And this, on the heels of the lock down earlier this week at Jeb Stuart when someone brought in a gun. No one was injured there. The gun appears to have been a BB or pellet gun. But it brings home just close how the unthinkable is to our doorstep.
Listen, it's too early for us to know everything yet. The investigation in Connecticut is still ongoing. We're hearing now that the shooter's parents are dead, as well. Still some reports of children unaccounted for. My own experience with terrorist attacks are that the early numbers are virtually always wrong. That was the case for 9/11, and the numbers of actual casualties went lower when all the facts came in. We can pray this is the case here.
But, speaking of prayer, thoughts at some point after such horrific instances inevitably will swing to questions about God. Things like, if He exists at all, how could he stand idly by and let this atrocity unfold and do nothing. This is not the time for deep thoughts about doctrinal issues. Maybe next week or next month, but not today.
Today, we need this. We need to know God is there, that he sees, that he feels, that he cares, that he loves, and that he, too, weeps for the conditions that unfold on what we all know is a flawed planet occupied by flawed people. Those flaws include me, I fear. I was off on a noble task earlier today, picking up a Christmas train set donated by a friend that will go to a family that is escaping from homelessness through the good work of FamilyPASS. Even with such a good spirit about it all, here's the truth. I couldn't do even that without violating the speed limit. I didn't slaughter anyone, but i did break the law--even though I know a terrible accident that is my fault is possible every time I sit behind the wheel. I don't like it, but I've got some responsibility for the conditions of this place we call home. But that's for another time.
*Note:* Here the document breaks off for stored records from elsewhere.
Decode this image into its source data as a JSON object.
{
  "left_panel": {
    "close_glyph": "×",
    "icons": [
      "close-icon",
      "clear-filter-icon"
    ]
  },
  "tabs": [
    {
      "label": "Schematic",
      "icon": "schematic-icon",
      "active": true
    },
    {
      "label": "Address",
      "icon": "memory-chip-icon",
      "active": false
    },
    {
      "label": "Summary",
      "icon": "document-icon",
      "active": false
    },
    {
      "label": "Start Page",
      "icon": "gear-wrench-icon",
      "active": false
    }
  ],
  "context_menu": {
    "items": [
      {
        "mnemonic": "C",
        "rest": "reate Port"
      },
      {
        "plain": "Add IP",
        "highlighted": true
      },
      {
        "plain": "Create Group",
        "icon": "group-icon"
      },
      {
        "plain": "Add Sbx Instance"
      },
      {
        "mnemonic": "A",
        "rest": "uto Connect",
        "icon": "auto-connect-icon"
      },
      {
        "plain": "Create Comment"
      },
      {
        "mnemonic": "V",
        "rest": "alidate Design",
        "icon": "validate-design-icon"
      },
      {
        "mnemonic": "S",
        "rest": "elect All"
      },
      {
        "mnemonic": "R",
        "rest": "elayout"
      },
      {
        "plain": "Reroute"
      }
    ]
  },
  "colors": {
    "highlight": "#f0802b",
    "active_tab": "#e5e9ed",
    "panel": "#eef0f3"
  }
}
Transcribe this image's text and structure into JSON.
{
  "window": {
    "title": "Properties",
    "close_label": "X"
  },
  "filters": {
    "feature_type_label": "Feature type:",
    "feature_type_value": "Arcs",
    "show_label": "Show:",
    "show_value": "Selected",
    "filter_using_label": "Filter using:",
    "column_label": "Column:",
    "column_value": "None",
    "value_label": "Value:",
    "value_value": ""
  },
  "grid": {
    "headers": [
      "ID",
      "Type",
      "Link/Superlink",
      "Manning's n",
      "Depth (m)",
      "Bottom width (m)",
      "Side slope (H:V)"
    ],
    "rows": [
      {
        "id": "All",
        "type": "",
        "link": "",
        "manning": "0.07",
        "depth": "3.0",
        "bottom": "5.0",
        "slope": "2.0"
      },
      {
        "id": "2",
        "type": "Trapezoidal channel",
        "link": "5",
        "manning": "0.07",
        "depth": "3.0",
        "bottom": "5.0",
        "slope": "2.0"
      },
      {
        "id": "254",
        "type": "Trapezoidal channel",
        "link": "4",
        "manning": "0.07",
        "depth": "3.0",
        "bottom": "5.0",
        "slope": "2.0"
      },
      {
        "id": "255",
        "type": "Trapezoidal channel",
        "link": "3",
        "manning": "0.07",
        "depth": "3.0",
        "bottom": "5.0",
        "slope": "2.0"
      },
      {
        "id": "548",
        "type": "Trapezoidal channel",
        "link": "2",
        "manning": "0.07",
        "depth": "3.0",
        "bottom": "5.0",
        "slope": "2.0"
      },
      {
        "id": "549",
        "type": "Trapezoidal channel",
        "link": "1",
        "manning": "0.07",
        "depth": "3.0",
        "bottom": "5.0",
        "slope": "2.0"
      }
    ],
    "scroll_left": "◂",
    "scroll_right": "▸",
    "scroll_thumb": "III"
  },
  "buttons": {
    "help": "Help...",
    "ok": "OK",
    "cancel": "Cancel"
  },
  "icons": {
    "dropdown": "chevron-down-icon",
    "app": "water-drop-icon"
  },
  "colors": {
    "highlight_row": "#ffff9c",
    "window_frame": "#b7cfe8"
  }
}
Today, we just need to keep it simple, and we need to hear this: that Jesus wept uncontrollably when his very good friend, Lazarus, took ill and died before he got there--and this was a friend that he knew he was going to raise from the dead in short order. Why the tears then? I think it was because Jesus knows the pain that emanates from death. Death wasn't in the original creation, and there's a time coming when it won't exist anymore. But today, we live in Middle Earth, in the inbetween time. So, Jesus looked over a city of people who were suffering in misery and wept for them. He knows what this place can be like for us. He lived here, too.
I think if I was in Connecticut tonight, there'd be nothing I could do to ease the pain for these families. My role would no doubt be just to be with them, hold them, and sob together. Because I know Jesus is very much alive right now, everything we've seen from him when he walked this earth tells me this is what he's doing. He's with them, he's got his arms around them, and he's weeping again tonight.
Lead Pastor for The Surge